- BRIEF
The entries are to be repeated in full, without any change.

- INFORMATION SUPPLIED

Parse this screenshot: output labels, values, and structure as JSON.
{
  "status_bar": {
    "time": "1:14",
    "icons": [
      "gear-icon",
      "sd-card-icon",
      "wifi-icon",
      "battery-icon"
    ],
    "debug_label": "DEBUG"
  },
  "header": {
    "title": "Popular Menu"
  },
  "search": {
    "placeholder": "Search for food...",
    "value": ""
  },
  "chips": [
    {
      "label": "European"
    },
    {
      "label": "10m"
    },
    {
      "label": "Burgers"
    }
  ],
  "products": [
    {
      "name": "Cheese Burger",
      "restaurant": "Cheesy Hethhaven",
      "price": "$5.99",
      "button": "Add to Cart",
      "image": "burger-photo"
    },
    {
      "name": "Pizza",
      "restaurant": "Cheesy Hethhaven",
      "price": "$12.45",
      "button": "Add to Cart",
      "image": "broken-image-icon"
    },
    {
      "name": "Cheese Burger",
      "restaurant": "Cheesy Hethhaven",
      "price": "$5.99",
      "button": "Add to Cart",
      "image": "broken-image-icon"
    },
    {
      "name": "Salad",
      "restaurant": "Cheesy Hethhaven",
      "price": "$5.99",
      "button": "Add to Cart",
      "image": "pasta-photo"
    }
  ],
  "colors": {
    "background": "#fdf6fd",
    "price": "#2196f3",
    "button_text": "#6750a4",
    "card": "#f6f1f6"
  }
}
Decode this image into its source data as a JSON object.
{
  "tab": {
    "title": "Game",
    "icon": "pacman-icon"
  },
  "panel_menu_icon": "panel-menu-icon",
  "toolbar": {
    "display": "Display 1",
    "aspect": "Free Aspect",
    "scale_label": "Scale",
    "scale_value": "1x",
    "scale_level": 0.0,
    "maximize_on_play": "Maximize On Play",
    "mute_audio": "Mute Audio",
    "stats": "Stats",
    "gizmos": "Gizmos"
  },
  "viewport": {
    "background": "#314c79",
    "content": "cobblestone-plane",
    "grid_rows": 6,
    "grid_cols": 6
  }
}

- WRITTEN ANSWER
Parse this screenshot: output labels, values, and structure as JSON.
{
  "status_bar": {
    "time": "1:14",
    "icons": [
      "gear-icon",
      "sd-card-icon",
      "wifi-icon",
      "battery-icon"
    ],
    "debug_label": "DEBUG"
  },
  "header": {
    "title": "Popular Menu"
  },
  "search": {
    "placeholder": "Search for food...",
    "value": ""
  },
  "chips": [
    {
      "label": "European"
    },
    {
      "label": "10m"
    },
    {
      "label": "Burgers"
    }
  ],
  "products": [
    {
      "name": "Cheese Burger",
      "restaurant": "Cheesy Hethhaven",
      "price": "$5.99",
      "button": "Add to Cart",
      "image": "burger-photo"
    },
    {
      "name": "Pizza",
      "restaurant": "Cheesy Hethhaven",
      "price": "$12.45",
      "button": "Add to Cart",
      "image": "broken-image-icon"
    },
    {
      "name": "Cheese Burger",
      "restaurant": "Cheesy Hethhaven",
      "price": "$5.99",
      "button": "Add to Cart",
      "image": "broken-image-icon"
    },
    {
      "name": "Salad",
      "restaurant": "Cheesy Hethhaven",
      "price": "$5.99",
      "button": "Add to Cart",
      "image": "pasta-photo"
    }
  ],
  "colors": {
    "background": "#fdf6fd",
    "price": "#2196f3",
    "button_text": "#6750a4",
    "card": "#f6f1f6"
  }
}
Decode this image into its source data as a JSON object.
{
  "tab": {
    "title": "Game",
    "icon": "pacman-icon"
  },
  "panel_menu_icon": "panel-menu-icon",
  "toolbar": {
    "display": "Display 1",
    "aspect": "Free Aspect",
    "scale_label": "Scale",
    "scale_value": "1x",
    "scale_level": 0.0,
    "maximize_on_play": "Maximize On Play",
    "mute_audio": "Mute Audio",
    "stats": "Stats",
    "gizmos": "Gizmos"
  },
  "viewport": {
    "background": "#314c79",
    "content": "cobblestone-plane",
    "grid_rows": 6,
    "grid_cols": 6
  }
}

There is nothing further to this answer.